Element data from apps and pages
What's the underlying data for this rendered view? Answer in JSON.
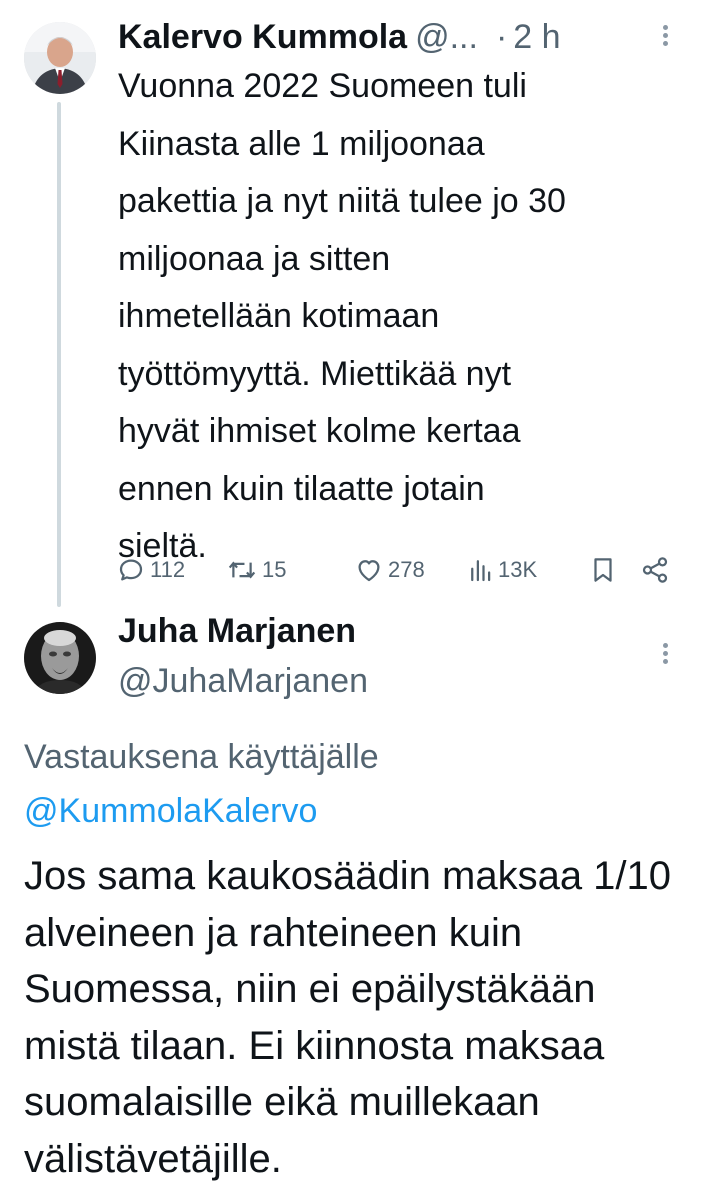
{
  "parent_tweet": {
    "author_name": "Kalervo Kummola",
    "handle_truncated": "@...",
    "separator": "·",
    "time": "2 h",
    "avatar_icon": "person-photo-avatar",
    "text": "Vuonna 2022 Suomeen tuli\nKiinasta alle 1 miljoonaa\npakettia ja nyt niitä tulee jo 30\nmiljoonaa ja sitten\nihmetellään kotimaan\ntyöttömyyttä. Miettikää nyt\nhyvät ihmiset kolme kertaa\nennen kuin tilaatte jotain\nsieltä.",
    "actions": {
      "replies": "112",
      "reposts": "15",
      "likes": "278",
      "views": "13K"
    }
  },
  "reply_tweet": {
    "author_name": "Juha Marjanen",
    "handle": "@JuhaMarjanen",
    "avatar_icon": "person-photo-avatar",
    "replying_to_prefix": "Vastauksena käyttäjälle ",
    "replying_to_mention": "@KummolaKalervo",
    "text": "Jos sama kaukosäädin maksaa 1/10 alveineen ja rahteineen kuin Suomessa, niin ei epäilystäkään mistä tilaan. Ei kiinnosta maksaa suomalaisille eikä muillekaan välistävetäjille."
  },
  "colors": {
    "text_primary": "#0f1419",
    "text_secondary": "#536471",
    "link": "#1d9bf0",
    "thread_line": "#cfd9de"
  }
}
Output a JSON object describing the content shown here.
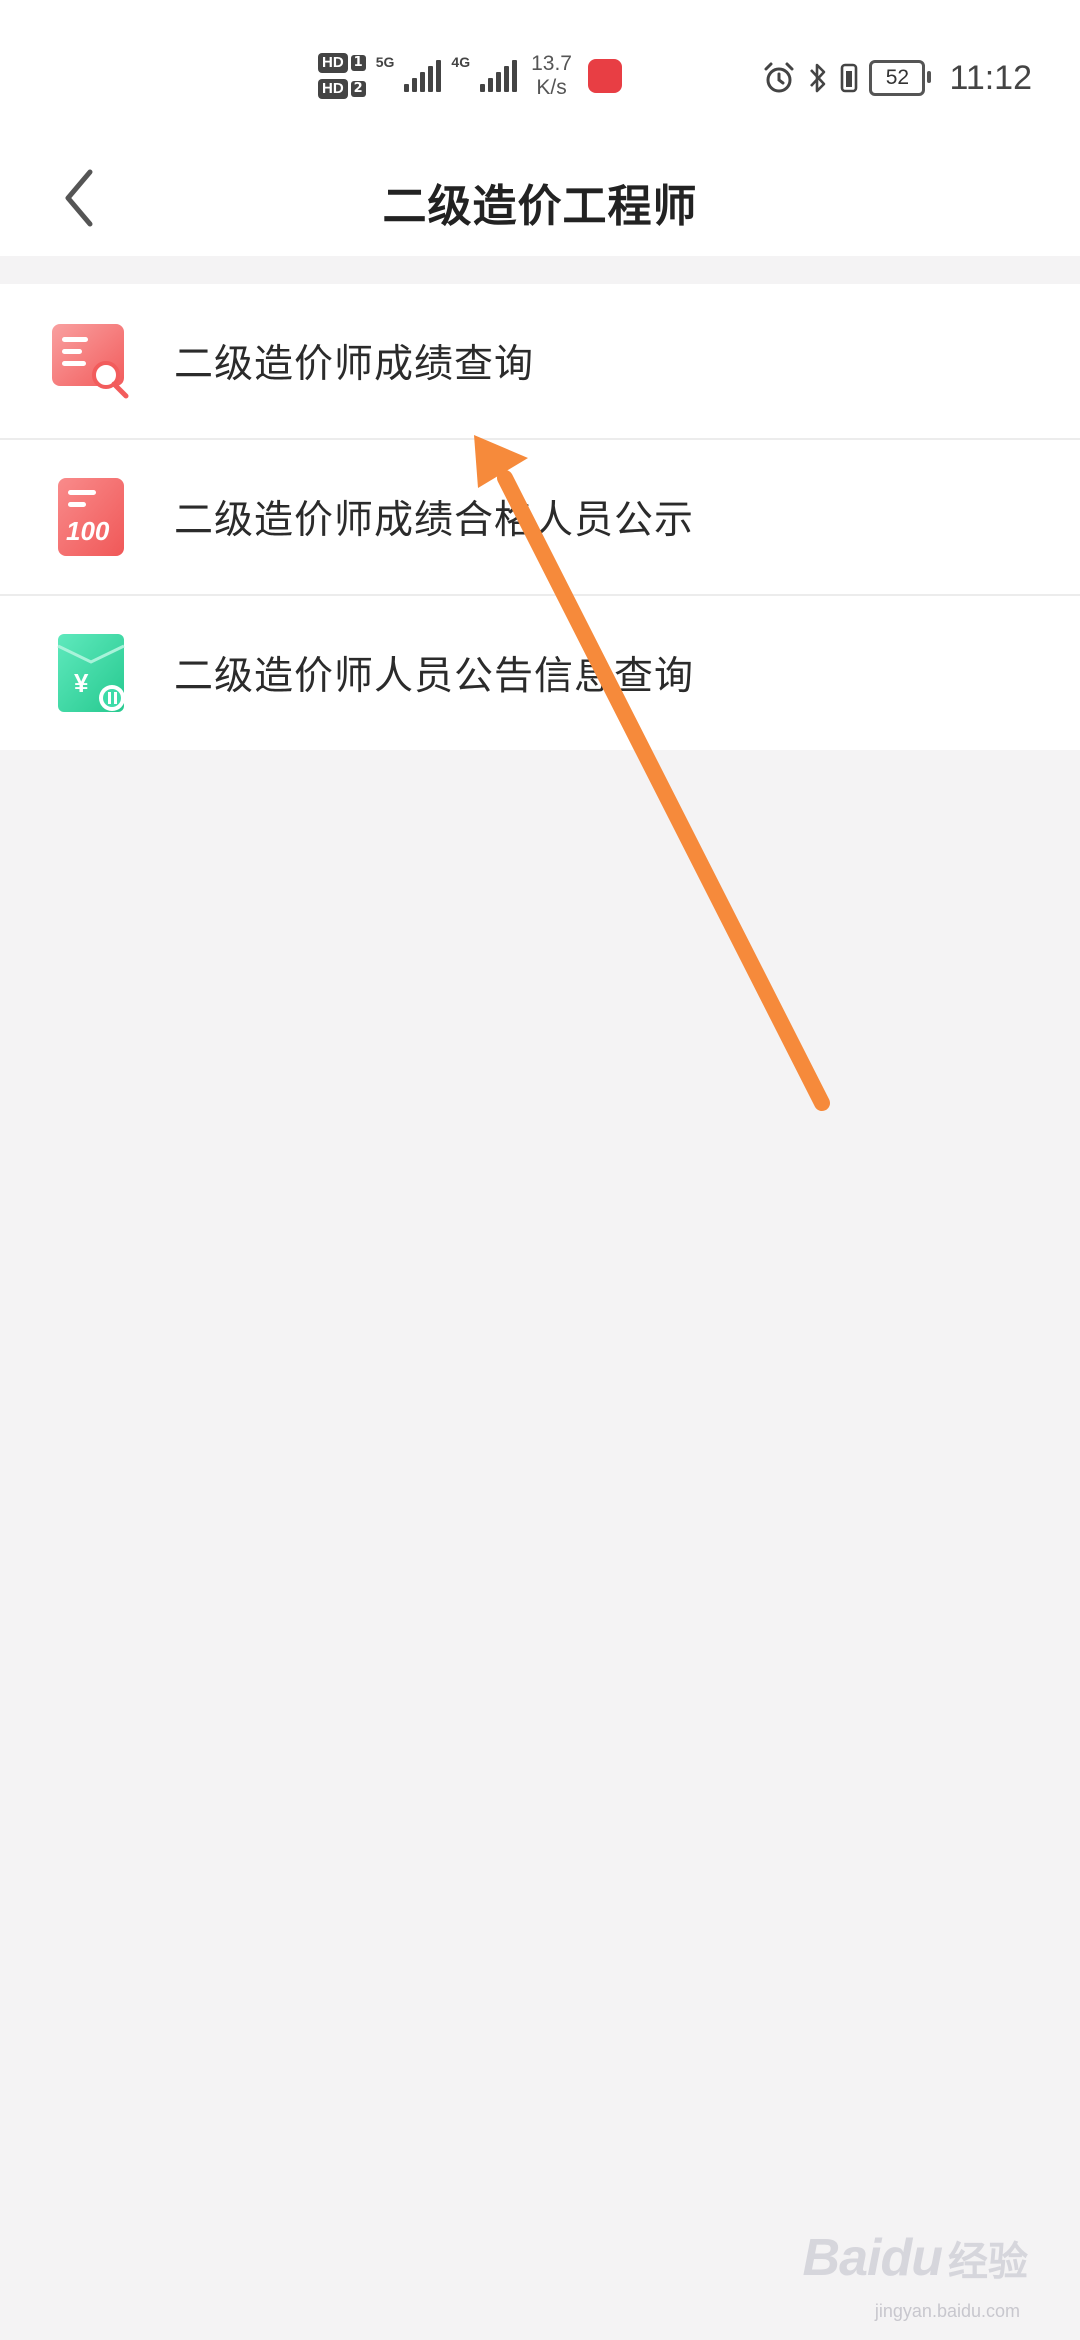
{
  "status_bar": {
    "sim1": "HD",
    "sim1_index": "1",
    "sim2": "HD",
    "sim2_index": "2",
    "net1": "5G",
    "net2": "4G",
    "speed_value": "13.7",
    "speed_unit": "K/s",
    "battery": "52",
    "time": "11:12",
    "icons": [
      "alarm-icon",
      "bluetooth-icon",
      "vibrate-icon",
      "battery-icon"
    ]
  },
  "header": {
    "title": "二级造价工程师",
    "back_icon": "chevron-left-icon"
  },
  "menu": {
    "items": [
      {
        "label": "二级造价师成绩查询",
        "icon": "score-search-icon",
        "icon_color": "#f36b6b"
      },
      {
        "label": "二级造价师成绩合格人员公示",
        "icon": "score-100-icon",
        "icon_color": "#f36b6b"
      },
      {
        "label": "二级造价师人员公告信息查询",
        "icon": "yuan-notice-icon",
        "icon_color": "#3ddba8"
      }
    ]
  },
  "annotation": {
    "arrow_color": "#f68a3b"
  },
  "watermark": {
    "brand": "Baidu",
    "text": "经验",
    "site": "jingyan.baidu.com"
  }
}
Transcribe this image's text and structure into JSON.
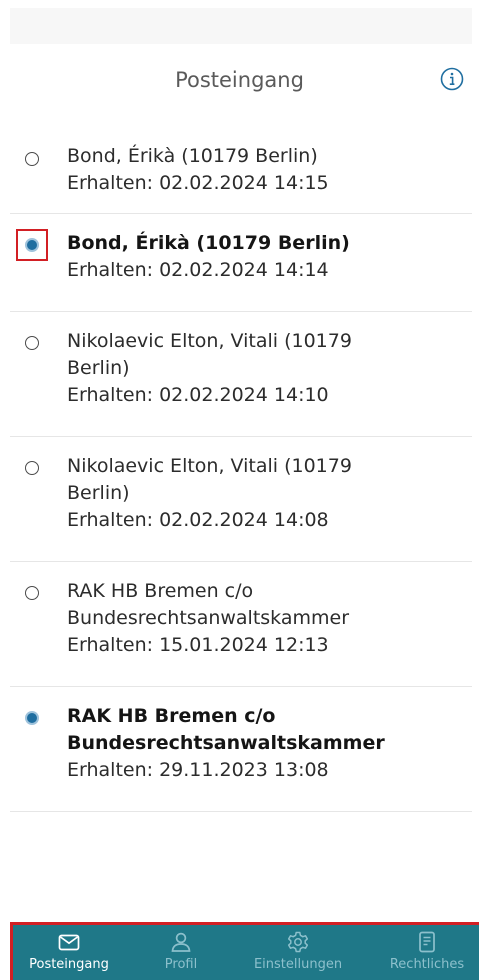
{
  "header": {
    "title": "Posteingang",
    "info_icon": "info-circle-icon"
  },
  "messages": [
    {
      "sender": "Bond, Érikà (10179 Berlin)",
      "received": "Erhalten: 02.02.2024 14:15",
      "unread": false,
      "highlighted": false
    },
    {
      "sender": "Bond, Érikà (10179 Berlin)",
      "received": "Erhalten: 02.02.2024 14:14",
      "unread": true,
      "highlighted": true
    },
    {
      "sender_line1": "Nikolaevic Elton, Vitali (10179",
      "sender_line2": "Berlin)",
      "received": "Erhalten: 02.02.2024 14:10",
      "unread": false,
      "highlighted": false
    },
    {
      "sender_line1": "Nikolaevic Elton, Vitali (10179",
      "sender_line2": "Berlin)",
      "received": "Erhalten: 02.02.2024 14:08",
      "unread": false,
      "highlighted": false
    },
    {
      "sender_line1": "RAK HB Bremen c/o",
      "sender_line2": "Bundesrechtsanwaltskammer",
      "received": "Erhalten: 15.01.2024 12:13",
      "unread": false,
      "highlighted": false
    },
    {
      "sender_line1": "RAK HB Bremen c/o",
      "sender_line2": "Bundesrechtsanwaltskammer",
      "received": "Erhalten: 29.11.2023 13:08",
      "unread": true,
      "highlighted": false
    }
  ],
  "tabbar": {
    "tabs": [
      {
        "label": "Posteingang",
        "icon": "mail-icon",
        "active": true
      },
      {
        "label": "Profil",
        "icon": "person-icon",
        "active": false
      },
      {
        "label": "Einstellungen",
        "icon": "gear-icon",
        "active": false
      },
      {
        "label": "Rechtliches",
        "icon": "document-icon",
        "active": false
      }
    ]
  },
  "colors": {
    "accent": "#1f7888",
    "unread_dot": "#1f6ea0",
    "highlight": "#d21f24",
    "inactive_tab": "#8cc0cc"
  }
}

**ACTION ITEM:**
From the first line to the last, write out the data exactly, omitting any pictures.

**REPLY:**
What's the underlying data for this rendered view? Answer in JSON.
{
  "parent_tweet": {
    "author_name": "Kalervo Kummola",
    "handle_truncated": "@...",
    "separator": "·",
    "time": "2 h",
    "avatar_icon": "person-photo-avatar",
    "text": "Vuonna 2022 Suomeen tuli\nKiinasta alle 1 miljoonaa\npakettia ja nyt niitä tulee jo 30\nmiljoonaa ja sitten\nihmetellään kotimaan\ntyöttömyyttä. Miettikää nyt\nhyvät ihmiset kolme kertaa\nennen kuin tilaatte jotain\nsieltä.",
    "actions": {
      "replies": "112",
      "reposts": "15",
      "likes": "278",
      "views": "13K"
    }
  },
  "reply_tweet": {
    "author_name": "Juha Marjanen",
    "handle": "@JuhaMarjanen",
    "avatar_icon": "person-photo-avatar",
    "replying_to_prefix": "Vastauksena käyttäjälle ",
    "replying_to_mention": "@KummolaKalervo",
    "text": "Jos sama kaukosäädin maksaa 1/10 alveineen ja rahteineen kuin Suomessa, niin ei epäilystäkään mistä tilaan. Ei kiinnosta maksaa suomalaisille eikä muillekaan välistävetäjille."
  },
  "colors": {
    "text_primary": "#0f1419",
    "text_secondary": "#536471",
    "link": "#1d9bf0",
    "thread_line": "#cfd9de"
  }
}
Output a JSON object describing the content shown here.
{
  "status_bar": {
    "sim1": "HD",
    "sim1_index": "1",
    "sim2": "HD",
    "sim2_index": "2",
    "net1": "5G",
    "net2": "4G",
    "speed_value": "13.7",
    "speed_unit": "K/s",
    "battery": "52",
    "time": "11:12",
    "icons": [
      "alarm-icon",
      "bluetooth-icon",
      "vibrate-icon",
      "battery-icon"
    ]
  },
  "header": {
    "title": "二级造价工程师",
    "back_icon": "chevron-left-icon"
  },
  "menu": {
    "items": [
      {
        "label": "二级造价师成绩查询",
        "icon": "score-search-icon",
        "icon_color": "#f36b6b"
      },
      {
        "label": "二级造价师成绩合格人员公示",
        "icon": "score-100-icon",
        "icon_color": "#f36b6b"
      },
      {
        "label": "二级造价师人员公告信息查询",
        "icon": "yuan-notice-icon",
        "icon_color": "#3ddba8"
      }
    ]
  },
  "annotation": {
    "arrow_color": "#f68a3b"
  },
  "watermark": {
    "brand": "Baidu",
    "text": "经验",
    "site": "jingyan.baidu.com"
  }
}
Transcribe this image's text and structure into JSON.
{
  "header": {
    "title": "Posteingang",
    "info_icon": "info-circle-icon"
  },
  "messages": [
    {
      "sender": "Bond, Érikà (10179 Berlin)",
      "received": "Erhalten: 02.02.2024 14:15",
      "unread": false,
      "highlighted": false
    },
    {
      "sender": "Bond, Érikà (10179 Berlin)",
      "received": "Erhalten: 02.02.2024 14:14",
      "unread": true,
      "highlighted": true
    },
    {
      "sender_line1": "Nikolaevic Elton, Vitali (10179",
      "sender_line2": "Berlin)",
      "received": "Erhalten: 02.02.2024 14:10",
      "unread": false,
      "highlighted": false
    },
    {
      "sender_line1": "Nikolaevic Elton, Vitali (10179",
      "sender_line2": "Berlin)",
      "received": "Erhalten: 02.02.2024 14:08",
      "unread": false,
      "highlighted": false
    },
    {
      "sender_line1": "RAK HB Bremen c/o",
      "sender_line2": "Bundesrechtsanwaltskammer",
      "received": "Erhalten: 15.01.2024 12:13",
      "unread": false,
      "highlighted": false
    },
    {
      "sender_line1": "RAK HB Bremen c/o",
      "sender_line2": "Bundesrechtsanwaltskammer",
      "received": "Erhalten: 29.11.2023 13:08",
      "unread": true,
      "highlighted": false
    }
  ],
  "tabbar": {
    "tabs": [
      {
        "label": "Posteingang",
        "icon": "mail-icon",
        "active": true
      },
      {
        "label": "Profil",
        "icon": "person-icon",
        "active": false
      },
      {
        "label": "Einstellungen",
        "icon": "gear-icon",
        "active": false
      },
      {
        "label": "Rechtliches",
        "icon": "document-icon",
        "active": false
      }
    ]
  },
  "colors": {
    "accent": "#1f7888",
    "unread_dot": "#1f6ea0",
    "highlight": "#d21f24",
    "inactive_tab": "#8cc0cc"
  }
}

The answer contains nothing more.